“We were able to review location history and provide concrete evidence that we had no vehicle at the area in question,” he says.
Similarly, during winter storms when his department has been blamed for missing snowy streets, he has confirmed that the areas were in fact plowed, but due to winds and new accumulation, trucks would have to revisit them.
Questions to ask before buying GPS technology
Mike Wilson, fleet services manager at The University of Iowa, suggests that if you or other campus leaders are interested in GPS, called Automatic Vehicle Location Systems at his school, consider their goals, which can be prioritized based on your needs. Before making an investment, ask:
• Do we want to monitor employee location, behavior or other metrics?
• Do we want to know about vehicle idle time?
• How will we use geofences (virtual geographic boundaries)?
• How important is speed monitoring?
After answering the questions, create a scorecard and evaluate each vendor on the criteria selected, he says. Remember to rank each criterion from most to least important, then weight each one. Finally, evaluate each system (using the scorecard) and then base your decision on the results.
Enhanced customer service
At Portland Community College, GPS is used to track and manage shuttle buses. The 15-vehicle fleet transports students among the Oregon college’s four campuses, says Michael Kuehn, transportation supervisor. Riders take advantage of live tracking via on-campus video screens, the system’s website or a mobile app.
“With GPS, I can adjust the shuttle schedule accordingly, which enables us to have higher on-time marks,” he says. “Where’s the bus?” calls to his office have dropped by 80% since GPS units were installed in 2011.
When a vehicle breaks down, staff can direct one or more other buses to the location to transfer passengers, as well as send a maintenance team to the disabled vehicle.
Lehigh University in Pennsylvania uses GPS in a similar way. Its 17-bus fleet, which includes vehicles ranging from 15-passenger vans to 96-passenger transit buses, is equipped with the technology. Riders use apps on their phones or other devices to locate buses along their daily routes.
“By seeing where our buses are running, we can provide excellent customer service when folks call in to our office asking for information,” says Mark Ironside, executive director for university business services.
Costs for GPS
These typically include the initial equipment purchase followed by monthly or annual fees. While prices vary among vendors and optional services, expect to pay in the low hundreds of dollars per device, plus monthly fees of up to $50 each.
The University of Iowa, for example, currently pays about $275 per unit and $19 per month for access, according to Mike Wilson, fleet services manager.
He recalls a rainy day when a student called to ask when a bus would be coming by her location. “With the GPS, we saw the bus was about three blocks away, and we were able to provide her with the information,” he says. Staff also informed the bus driver to be on the lookout for the student, who was waiting in a car due to the weather.

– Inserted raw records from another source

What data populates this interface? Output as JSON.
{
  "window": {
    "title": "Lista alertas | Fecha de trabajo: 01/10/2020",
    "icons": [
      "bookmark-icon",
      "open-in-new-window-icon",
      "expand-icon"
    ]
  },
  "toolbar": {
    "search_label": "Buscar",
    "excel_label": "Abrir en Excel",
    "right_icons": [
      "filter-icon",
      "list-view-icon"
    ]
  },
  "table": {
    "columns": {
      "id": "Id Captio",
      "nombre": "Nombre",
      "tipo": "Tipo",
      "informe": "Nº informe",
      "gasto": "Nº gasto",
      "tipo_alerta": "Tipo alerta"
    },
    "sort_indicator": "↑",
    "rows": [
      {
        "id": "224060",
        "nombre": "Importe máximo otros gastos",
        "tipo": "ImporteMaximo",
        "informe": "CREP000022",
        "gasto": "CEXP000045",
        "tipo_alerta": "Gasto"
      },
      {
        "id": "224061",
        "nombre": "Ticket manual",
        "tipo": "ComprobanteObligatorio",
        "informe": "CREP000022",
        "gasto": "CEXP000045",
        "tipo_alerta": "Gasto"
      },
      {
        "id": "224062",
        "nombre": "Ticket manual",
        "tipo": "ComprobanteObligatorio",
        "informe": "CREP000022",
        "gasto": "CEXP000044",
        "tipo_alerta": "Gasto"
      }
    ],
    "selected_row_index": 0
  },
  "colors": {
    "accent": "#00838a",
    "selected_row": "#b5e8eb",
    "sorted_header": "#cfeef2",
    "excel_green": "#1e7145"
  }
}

At The University of Iowa, several applications of fleet telematics focus on student and staff safety, says Mike Wilson, fleet services manager. At a glance, staff can see the location of shuttle vehicles that transport hospital workers to commuter parking lots in the late evening. And through an on-demand service dubbed “Night Ride,” a dispatcher can route the closest vehicle to a student’s pick-up location during late hours.
Also read: Fleet feats on college campuses
Another service benefit, says Tia Hysell, director of transportation and parking services at Ohio University, involves public transit. The university’s campus vehicles got equipped with GPS technology in 2014 and telematic software in 2015. Allowing riders to easily view interconnectivity between service routes has resulted in improved navigation between campus and city transit connections.
And in today’s connected world, the enhanced service achieved by GPS and telematics technology is not just appreciated but expected.
Mark Rowh, a Virginia-based writer, is a frequent contributor to UB.